■ What you should do ■
Check every line of the data below for "pages". Copy each one that has it.

Page and application data records
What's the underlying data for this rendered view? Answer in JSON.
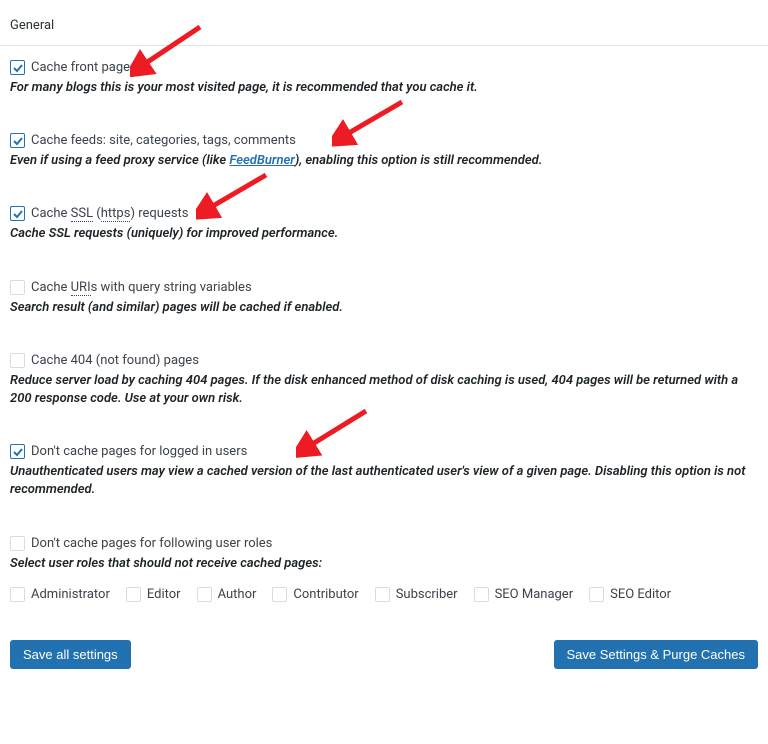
{
  "header": {
    "title": "General"
  },
  "options": {
    "front_page": {
      "label": "Cache front page",
      "checked": true,
      "description": "For many blogs this is your most visited page, it is recommended that you cache it."
    },
    "feeds": {
      "label": "Cache feeds: site, categories, tags, comments",
      "checked": true,
      "description_before": "Even if using a feed proxy service (like ",
      "link_text": "FeedBurner",
      "description_after": "), enabling this option is still recommended."
    },
    "ssl": {
      "label_before": "Cache ",
      "ssl_text": "SSL",
      "https_text": "https",
      "label_after": " requests",
      "checked": true,
      "description": "Cache SSL requests (uniquely) for improved performance."
    },
    "query_string": {
      "label_before": "Cache ",
      "uri_text": "URI",
      "label_after": "s with query string variables",
      "checked": false,
      "description": "Search result (and similar) pages will be cached if enabled."
    },
    "404": {
      "label": "Cache 404 (not found) pages",
      "checked": false,
      "description": "Reduce server load by caching 404 pages. If the disk enhanced method of disk caching is used, 404 pages will be returned with a 200 response code. Use at your own risk."
    },
    "logged_in": {
      "label": "Don't cache pages for logged in users",
      "checked": true,
      "description": "Unauthenticated users may view a cached version of the last authenticated user's view of a given page. Disabling this option is not recommended."
    },
    "user_roles": {
      "label": "Don't cache pages for following user roles",
      "checked": false,
      "description": "Select user roles that should not receive cached pages:"
    }
  },
  "roles": [
    "Administrator",
    "Editor",
    "Author",
    "Contributor",
    "Subscriber",
    "SEO Manager",
    "SEO Editor"
  ],
  "buttons": {
    "save_all": "Save all settings",
    "save_purge": "Save Settings & Purge Caches"
  },
  "colors": {
    "accent": "#2271b1",
    "arrow": "#ed1c24"
  }
}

■ Output of the exercise ■
      "description": "Search result (and similar) pages will be cached if enabled."
      "label": "Cache 404 (not found) pages",
      "description": "Reduce server load by caching 404 pages. If the disk enhanced method of disk caching is used, 404 pages will be returned with a 200 response code. Use at your own risk."
      "label": "Don't cache pages for logged in users",
      "label": "Don't cache pages for following user roles",
      "description": "Select user roles that should not receive cached pages:"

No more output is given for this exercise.